Monday, May 7, 2012


This isn't about the singer dude, or the dog breed. That'd make too much sense.

You see, I play ultimate frisbee with some Baptists on some Sundays. It's a lot of fun, but for the last year or so, I hadn't been joining in. Life was way too busy for me, plus the friend that I went to it with left, so I didn't really know anyone who played anymore. I mean, I knew them in that "there's that guy who's good", but nothing beyond that.

This past Sunday, I rejoined. My body today thinks that this was a mistake, but it's slowly getting over itself.

Well, I walked up to the field (which is right next to a cemetary. More than once I have gone head-over-heels across a tombstone) and immediately the older guy who runs the show spotted me. He stared for a second, then shouted, "Pitbull? That you?"

I couldn't believe it. They remembered me! They'd dubbed me "Pitbull" because of my aggressive nature, and because once I grab onto someone I'm not going to let go until the frisbee is out of his hands. In real ultimate frisbee, this is against the rules. Here, the only rule is to not maim anyone too seriously.

When Jacob, the man's son and my biggest adversary on the field, drove up, his dad yelled gleefully, "Jacob! Pitbull's here! Make sure you're wearing your cup!"

Jacob promptly groaned and grinned at the same time. People often have that reaction around me when it comes to sports.


I've always been a tomboy. I'm loud, I'm aggressive, and I can kick some ass. I can throw a football better than a lot of boys, I can tackle, I can spit pretty damn far, and when I go to hit, it's a punch, not a slap. Throughout the years, I've been called Pitbull, Rottie, Wolf, Lion, anything that sounded fierce and masculine.

In recent years, I've become a touch more feminine. I wear dresses and skirts now, I put on makeup, and I paint my nails. Does this mean I'm any less aggressive? Not in the slightest. There's a reason my self-defense teacher said that I'm one of the only ones he's not worried about.

The only thing that bothers me about being so... contradictory, I suppose you could call it, is that people don't seem to think of me as a girl. Despite having a rather nice rack (I come from a long line of well-endowed women, and at the rate I'm going, I'm going to fit right in) and a vagina, people still assume that I'm incapable of girly emotions.

When I wear a dress, people act like it's a big deal. You know what? Sometimes I just want to wear a dress. They're fun to twirl in. Yes, I like to twirl.

When I put on makeup, people act like I've broken some covenant. I can wear makeup if I want. It brings out my better features and hides the breakouts I get at certain times of the month. In other words, it's useful stuff.

When I admit that I *gasp* have feelings, people get freaked out. Like what, tomboys can't like boys or want to cry or feel like screaming in rage? Au contraire.

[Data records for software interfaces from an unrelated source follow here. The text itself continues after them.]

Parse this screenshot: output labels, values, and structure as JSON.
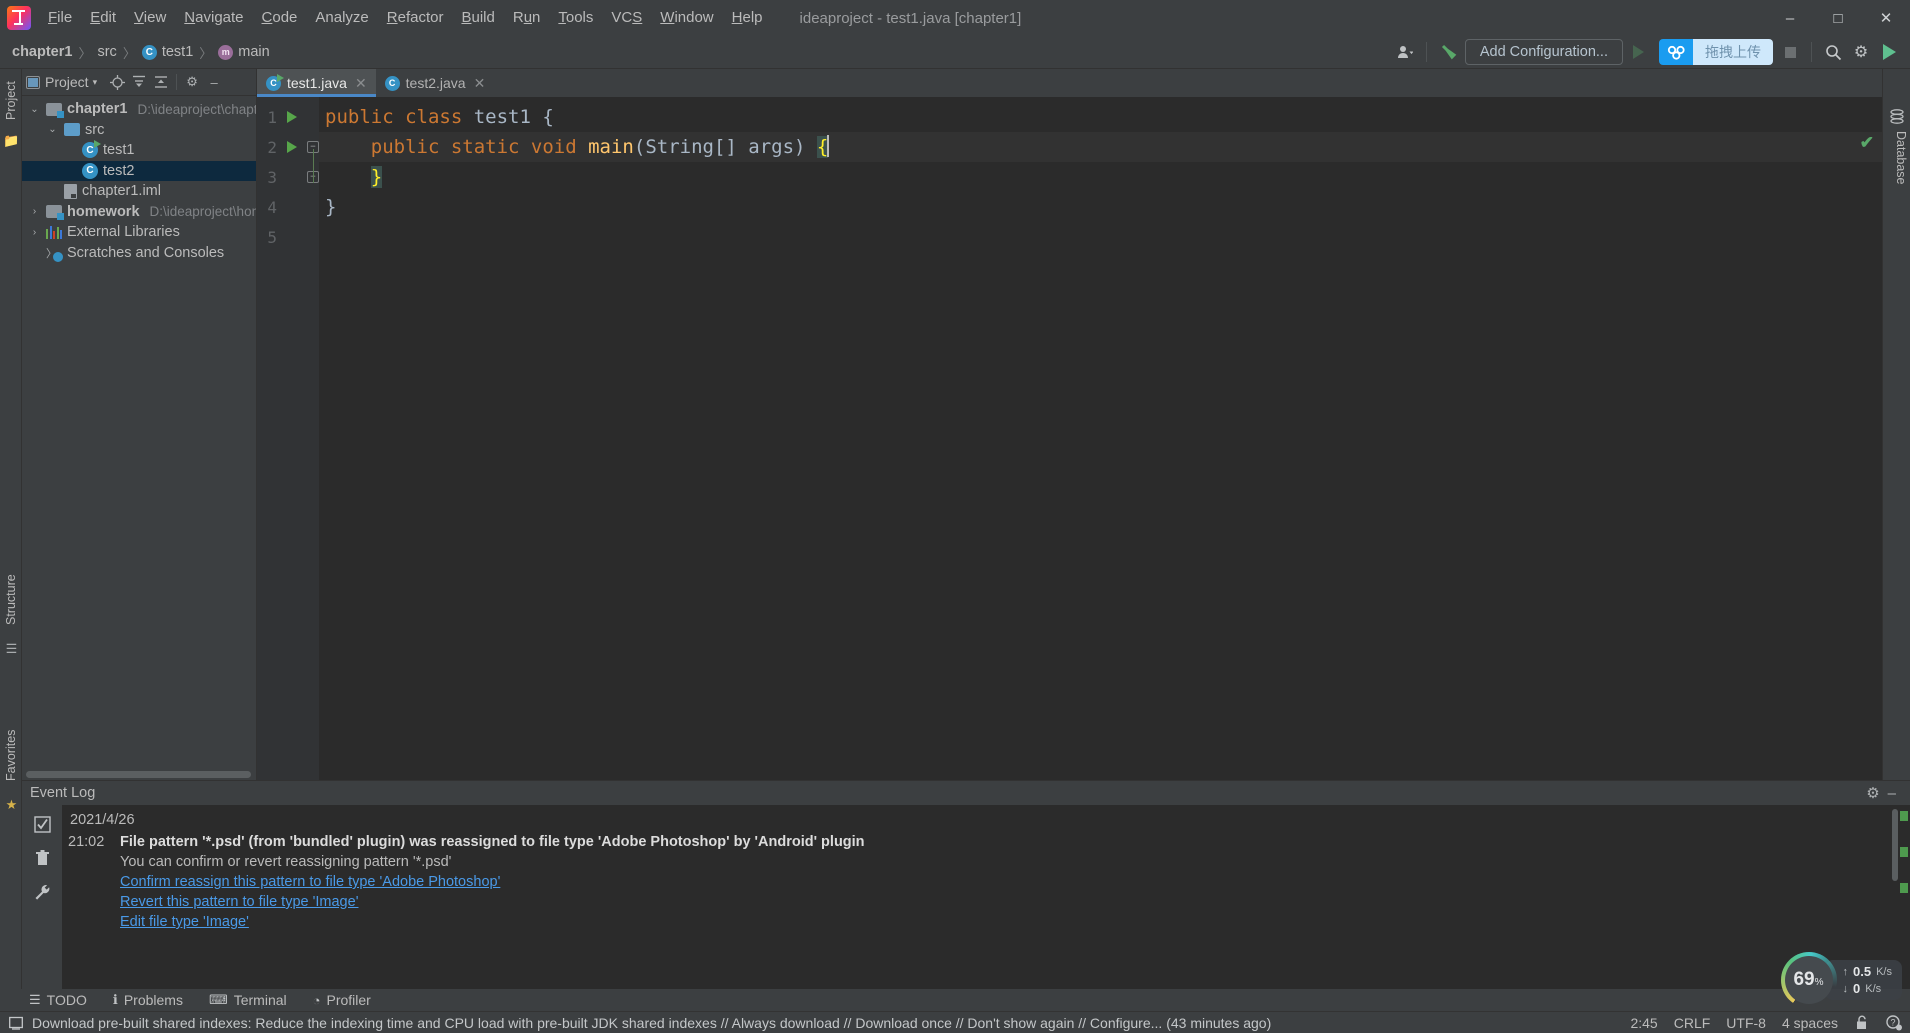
{
  "window": {
    "title": "ideaproject - test1.java [chapter1]",
    "minimize_icon": "minimize-icon",
    "maximize_icon": "maximize-icon",
    "close_icon": "close-icon"
  },
  "menu": {
    "items": [
      "File",
      "Edit",
      "View",
      "Navigate",
      "Code",
      "Analyze",
      "Refactor",
      "Build",
      "Run",
      "Tools",
      "VCS",
      "Window",
      "Help"
    ]
  },
  "breadcrumb": {
    "items": [
      {
        "label": "chapter1",
        "icon": "none",
        "bold": true
      },
      {
        "label": "src",
        "icon": "none",
        "bold": false
      },
      {
        "label": "test1",
        "icon": "class-icon",
        "glyph": "C",
        "bold": false
      },
      {
        "label": "main",
        "icon": "method-icon",
        "glyph": "m",
        "bold": false
      }
    ],
    "separator": "〉"
  },
  "toolbar": {
    "profile_icon": "user-profile-icon",
    "hammer_icon": "build-hammer-icon",
    "add_configuration": "Add Configuration...",
    "run_icon": "run-icon",
    "netdisk_label": "拖拽上传",
    "netdisk_icon": "baidu-netdisk-icon",
    "stop_icon": "stop-icon",
    "search_icon": "search-icon",
    "settings_icon": "gear-icon",
    "play_icon": "play-icon"
  },
  "left_rail": {
    "project_label": "Project",
    "structure_label": "Structure",
    "favorites_label": "Favorites",
    "bookmark_icon": "bookmark-icon",
    "star_icon": "star-icon",
    "folder_icon": "folder-icon"
  },
  "right_rail": {
    "database_label": "Database",
    "database_icon": "database-icon"
  },
  "project_panel": {
    "title": "Project",
    "caret": "▾",
    "icons": [
      "locate-icon",
      "expand-all-icon",
      "collapse-all-icon",
      "gear-icon",
      "hide-icon"
    ],
    "tree": [
      {
        "label": "chapter1",
        "path": "D:\\ideaproject\\chapte",
        "icon": "module-icon",
        "arrow": "⌄",
        "indent": 0,
        "bold": true,
        "selected": false
      },
      {
        "label": "src",
        "path": "",
        "icon": "folder-icon",
        "arrow": "⌄",
        "indent": 1,
        "bold": false,
        "selected": false
      },
      {
        "label": "test1",
        "path": "",
        "icon": "runnable-class-icon",
        "glyph": "C",
        "arrow": "",
        "indent": 2,
        "bold": false,
        "selected": false
      },
      {
        "label": "test2",
        "path": "",
        "icon": "class-icon",
        "glyph": "C",
        "arrow": "",
        "indent": 2,
        "bold": false,
        "selected": true
      },
      {
        "label": "chapter1.iml",
        "path": "",
        "icon": "iml-file-icon",
        "arrow": "",
        "indent": 1,
        "bold": false,
        "selected": false
      },
      {
        "label": "homework",
        "path": "D:\\ideaproject\\hom",
        "icon": "module-icon",
        "arrow": "›",
        "indent": 0,
        "bold": true,
        "selected": false
      },
      {
        "label": "External Libraries",
        "path": "",
        "icon": "libraries-icon",
        "arrow": "›",
        "indent": 0,
        "bold": false,
        "selected": false
      },
      {
        "label": "Scratches and Consoles",
        "path": "",
        "icon": "scratches-icon",
        "arrow": "",
        "indent": 0,
        "bold": false,
        "selected": false
      }
    ]
  },
  "editor": {
    "tabs": [
      {
        "label": "test1.java",
        "icon": "runnable-class-icon",
        "glyph": "C",
        "active": true,
        "close": "✕"
      },
      {
        "label": "test2.java",
        "icon": "class-icon",
        "glyph": "C",
        "active": false,
        "close": "✕"
      }
    ],
    "inspection_status": "✔",
    "lines": [
      {
        "num": "1",
        "runnable": true,
        "fold": false,
        "current": false,
        "segments": [
          {
            "t": "public class ",
            "c": "kw"
          },
          {
            "t": "test1",
            "c": "cls"
          },
          {
            "t": " {",
            "c": "cls"
          }
        ]
      },
      {
        "num": "2",
        "runnable": true,
        "fold": true,
        "current": true,
        "segments": [
          {
            "t": "    public static void ",
            "c": "kw"
          },
          {
            "t": "main",
            "c": "mth"
          },
          {
            "t": "(String[] args) ",
            "c": "cls"
          },
          {
            "t": "{",
            "c": "brace-hl"
          }
        ]
      },
      {
        "num": "3",
        "runnable": false,
        "fold": true,
        "current": false,
        "segments": [
          {
            "t": "    ",
            "c": "cls"
          },
          {
            "t": "}",
            "c": "brace-hl"
          }
        ]
      },
      {
        "num": "4",
        "runnable": false,
        "fold": false,
        "current": false,
        "segments": [
          {
            "t": "}",
            "c": "cls"
          }
        ]
      },
      {
        "num": "5",
        "runnable": false,
        "fold": false,
        "current": false,
        "segments": []
      }
    ]
  },
  "event_log": {
    "title": "Event Log",
    "settings_icon": "gear-icon",
    "hide_icon": "hide-icon",
    "side_buttons": [
      "mark-read-icon",
      "trash-icon",
      "wrench-icon"
    ],
    "date": "2021/4/26",
    "entry": {
      "time": "21:02",
      "message": "File pattern '*.psd' (from 'bundled' plugin) was reassigned to file type 'Adobe Photoshop' by 'Android' plugin",
      "detail": "You can confirm or revert reassigning pattern '*.psd'",
      "links": [
        "Confirm reassign this pattern to file type 'Adobe Photoshop'",
        "Revert this pattern to file type 'Image'",
        "Edit file type 'Image'"
      ]
    }
  },
  "bottom_toolbar": {
    "items": [
      {
        "label": "TODO",
        "icon": "todo-list-icon"
      },
      {
        "label": "Problems",
        "icon": "problems-icon"
      },
      {
        "label": "Terminal",
        "icon": "terminal-icon"
      },
      {
        "label": "Profiler",
        "icon": "profiler-icon"
      }
    ]
  },
  "status_bar": {
    "icon": "notification-icon",
    "message": "Download pre-built shared indexes: Reduce the indexing time and CPU load with pre-built JDK shared indexes // Always download // Download once // Don't show again // Configure... (43 minutes ago)",
    "caret_position": "2:45",
    "line_separator": "CRLF",
    "encoding": "UTF-8",
    "indent": "4 spaces",
    "lock_icon": "unlock-icon",
    "help_icon": "help-icon"
  },
  "perf_widget": {
    "cpu_percent": "69",
    "percent_symbol": "%",
    "upload": "0.5",
    "upload_unit": "K/s",
    "download": "0",
    "download_unit": "K/s",
    "up_arrow": "↑",
    "down_arrow": "↓"
  },
  "colors": {
    "bg": "#3c3f41",
    "editor_bg": "#2b2b2b",
    "accent_blue": "#4a88c7",
    "keyword_orange": "#cc7832",
    "method_yellow": "#ffc66d",
    "text": "#a9b7c6",
    "link": "#4a9ae8",
    "green": "#59a869",
    "netdisk_blue": "#1a9cf0"
  }
}
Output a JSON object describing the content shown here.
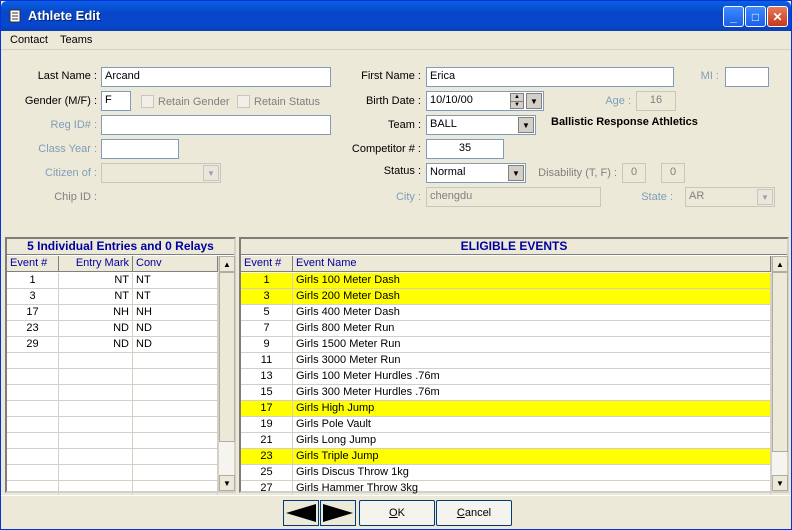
{
  "window": {
    "title": "Athlete Edit"
  },
  "menu": [
    "Contact",
    "Teams"
  ],
  "form": {
    "last_name_label": "Last Name :",
    "last_name": "Arcand",
    "first_name_label": "First Name :",
    "first_name": "Erica",
    "mi_label": "MI :",
    "mi": "",
    "gender_label": "Gender (M/F) :",
    "gender": "F",
    "retain_gender_label": "Retain Gender",
    "retain_status_label": "Retain Status",
    "birth_date_label": "Birth Date :",
    "birth_date": "10/10/00",
    "age_label": "Age :",
    "age": "16",
    "reg_id_label": "Reg ID# :",
    "reg_id": "",
    "team_label": "Team :",
    "team": "BALL",
    "team_name": "Ballistic Response Athletics",
    "class_year_label": "Class Year :",
    "class_year": "",
    "competitor_label": "Competitor # :",
    "competitor": "35",
    "citizen_label": "Citizen of :",
    "citizen": "",
    "status_label": "Status :",
    "status": "Normal",
    "disability_label": "Disability (T, F) :",
    "disability_1": "0",
    "disability_2": "0",
    "chip_id_label": "Chip ID :",
    "city_label": "City :",
    "city": "chengdu",
    "state_label": "State :",
    "state": "AR"
  },
  "entries_panel": {
    "header": "5 Individual Entries and 0 Relays",
    "columns": [
      "Event #",
      "Entry Mark",
      "Conv"
    ],
    "rows": [
      [
        "1",
        "NT",
        "NT"
      ],
      [
        "3",
        "NT",
        "NT"
      ],
      [
        "17",
        "NH",
        "NH"
      ],
      [
        "23",
        "ND",
        "ND"
      ],
      [
        "29",
        "ND",
        "ND"
      ]
    ]
  },
  "events_panel": {
    "header": "ELIGIBLE EVENTS",
    "columns": [
      "Event #",
      "Event Name"
    ],
    "rows": [
      {
        "num": "1",
        "name": "Girls 100 Meter Dash",
        "selected": true
      },
      {
        "num": "3",
        "name": "Girls 200 Meter Dash",
        "selected": true
      },
      {
        "num": "5",
        "name": "Girls 400 Meter Dash",
        "selected": false
      },
      {
        "num": "7",
        "name": "Girls 800 Meter Run",
        "selected": false
      },
      {
        "num": "9",
        "name": "Girls 1500 Meter Run",
        "selected": false
      },
      {
        "num": "11",
        "name": "Girls 3000 Meter Run",
        "selected": false
      },
      {
        "num": "13",
        "name": "Girls 100 Meter Hurdles .76m",
        "selected": false
      },
      {
        "num": "15",
        "name": "Girls 300 Meter Hurdles .76m",
        "selected": false
      },
      {
        "num": "17",
        "name": "Girls High Jump",
        "selected": true
      },
      {
        "num": "19",
        "name": "Girls Pole Vault",
        "selected": false
      },
      {
        "num": "21",
        "name": "Girls Long Jump",
        "selected": false
      },
      {
        "num": "23",
        "name": "Girls Triple Jump",
        "selected": true
      },
      {
        "num": "25",
        "name": "Girls Discus Throw 1kg",
        "selected": false
      },
      {
        "num": "27",
        "name": "Girls Hammer Throw 3kg",
        "selected": false
      }
    ]
  },
  "buttons": {
    "ok": "OK",
    "ok_accel": "O",
    "ok_rest": "K",
    "cancel_accel": "C",
    "cancel_rest": "ancel"
  },
  "colors": {
    "highlight": "#ffff00",
    "title_blue": "#0846c7",
    "label_disabled": "#7f9db9"
  },
  "icons": [
    "app-icon",
    "minimize-icon",
    "maximize-icon",
    "close-icon",
    "chevron-down-icon",
    "spin-up-icon",
    "spin-down-icon",
    "arrow-left-icon",
    "arrow-right-icon",
    "scroll-up-icon",
    "scroll-down-icon"
  ]
}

Now, this isn't to say that EVERYONE treats me like some sexless creature that is neither a man nor a woman. Plenty of men want to have sex with me, and some even like me. Plenty of girls understand where I'm coming from. But those men are never the ones I like, and those girls still seem intimidated by me.

Of course, that could be because I have a proclivity to attack first, ask questions later.